"""

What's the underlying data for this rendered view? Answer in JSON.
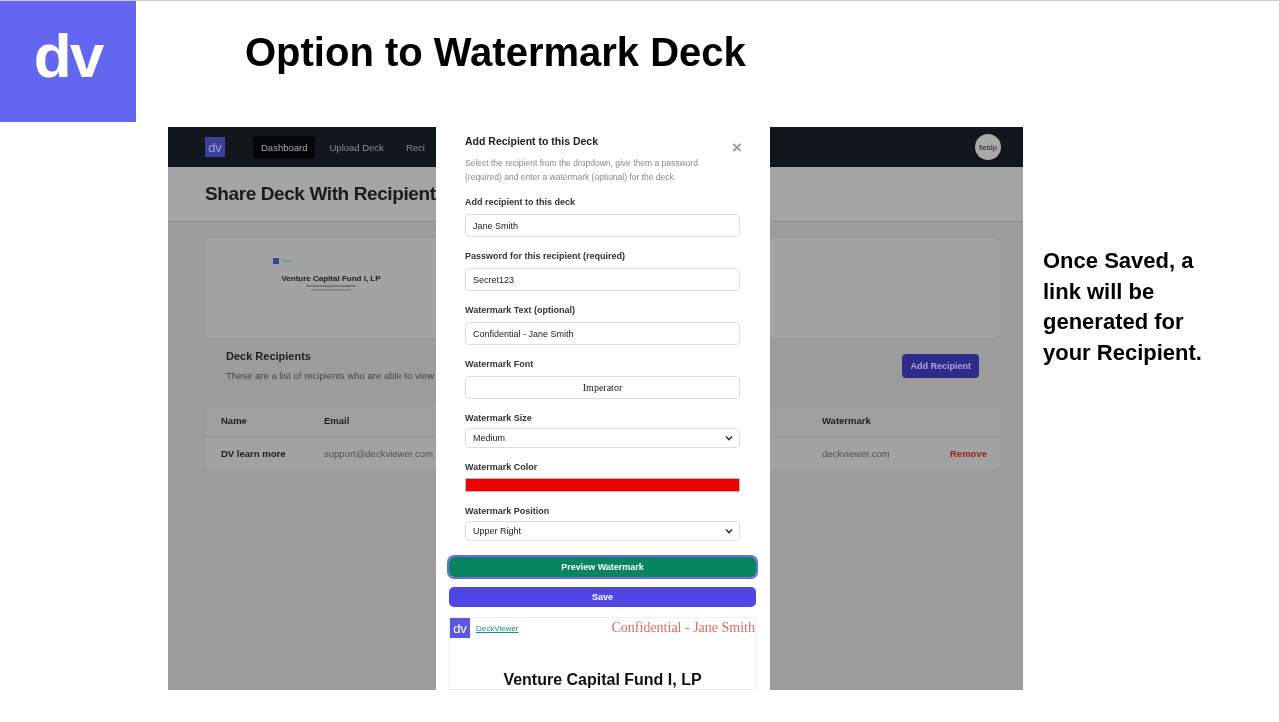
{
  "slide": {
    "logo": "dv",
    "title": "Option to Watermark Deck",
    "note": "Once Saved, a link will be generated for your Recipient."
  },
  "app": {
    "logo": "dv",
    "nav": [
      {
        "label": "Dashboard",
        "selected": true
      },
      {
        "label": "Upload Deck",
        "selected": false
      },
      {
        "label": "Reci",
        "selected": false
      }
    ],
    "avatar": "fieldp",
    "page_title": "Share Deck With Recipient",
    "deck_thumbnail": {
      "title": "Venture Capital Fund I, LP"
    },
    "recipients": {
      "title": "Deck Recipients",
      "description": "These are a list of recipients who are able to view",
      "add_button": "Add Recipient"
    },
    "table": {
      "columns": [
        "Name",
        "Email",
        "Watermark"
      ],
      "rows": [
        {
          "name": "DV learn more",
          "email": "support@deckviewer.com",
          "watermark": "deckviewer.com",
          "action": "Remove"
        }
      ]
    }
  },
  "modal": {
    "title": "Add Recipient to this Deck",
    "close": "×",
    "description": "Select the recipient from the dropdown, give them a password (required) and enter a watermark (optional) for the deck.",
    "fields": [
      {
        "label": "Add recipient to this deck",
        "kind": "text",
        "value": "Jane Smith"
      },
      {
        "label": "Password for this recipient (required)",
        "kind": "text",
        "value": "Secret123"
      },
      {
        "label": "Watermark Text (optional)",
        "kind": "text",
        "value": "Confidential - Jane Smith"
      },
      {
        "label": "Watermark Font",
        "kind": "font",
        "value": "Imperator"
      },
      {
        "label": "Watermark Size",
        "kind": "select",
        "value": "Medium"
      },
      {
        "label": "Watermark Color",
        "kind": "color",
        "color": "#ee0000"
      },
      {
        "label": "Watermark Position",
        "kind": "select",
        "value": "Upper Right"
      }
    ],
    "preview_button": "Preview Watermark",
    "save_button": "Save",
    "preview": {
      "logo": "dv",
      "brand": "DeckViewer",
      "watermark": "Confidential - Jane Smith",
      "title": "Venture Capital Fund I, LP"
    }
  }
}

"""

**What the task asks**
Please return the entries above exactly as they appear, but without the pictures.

**Expected answer**
What's the underlying data for this rendered view? Answer in JSON.
{
  "slide": {
    "logo": "dv",
    "title": "Option to Watermark Deck",
    "note": "Once Saved, a link will be generated for your Recipient."
  },
  "app": {
    "logo": "dv",
    "nav": [
      {
        "label": "Dashboard",
        "selected": true
      },
      {
        "label": "Upload Deck",
        "selected": false
      },
      {
        "label": "Reci",
        "selected": false
      }
    ],
    "avatar": "fieldp",
    "page_title": "Share Deck With Recipient",
    "deck_thumbnail": {
      "title": "Venture Capital Fund I, LP"
    },
    "recipients": {
      "title": "Deck Recipients",
      "description": "These are a list of recipients who are able to view",
      "add_button": "Add Recipient"
    },
    "table": {
      "columns": [
        "Name",
        "Email",
        "Watermark"
      ],
      "rows": [
        {
          "name": "DV learn more",
          "email": "support@deckviewer.com",
          "watermark": "deckviewer.com",
          "action": "Remove"
        }
      ]
    }
  },
  "modal": {
    "title": "Add Recipient to this Deck",
    "close": "×",
    "description": "Select the recipient from the dropdown, give them a password (required) and enter a watermark (optional) for the deck.",
    "fields": [
      {
        "label": "Add recipient to this deck",
        "kind": "text",
        "value": "Jane Smith"
      },
      {
        "label": "Password for this recipient (required)",
        "kind": "text",
        "value": "Secret123"
      },
      {
        "label": "Watermark Text (optional)",
        "kind": "text",
        "value": "Confidential - Jane Smith"
      },
      {
        "label": "Watermark Font",
        "kind": "font",
        "value": "Imperator"
      },
      {
        "label": "Watermark Size",
        "kind": "select",
        "value": "Medium"
      },
      {
        "label": "Watermark Color",
        "kind": "color",
        "color": "#ee0000"
      },
      {
        "label": "Watermark Position",
        "kind": "select",
        "value": "Upper Right"
      }
    ],
    "preview_button": "Preview Watermark",
    "save_button": "Save",
    "preview": {
      "logo": "dv",
      "brand": "DeckViewer",
      "watermark": "Confidential - Jane Smith",
      "title": "Venture Capital Fund I, LP"
    }
  }
}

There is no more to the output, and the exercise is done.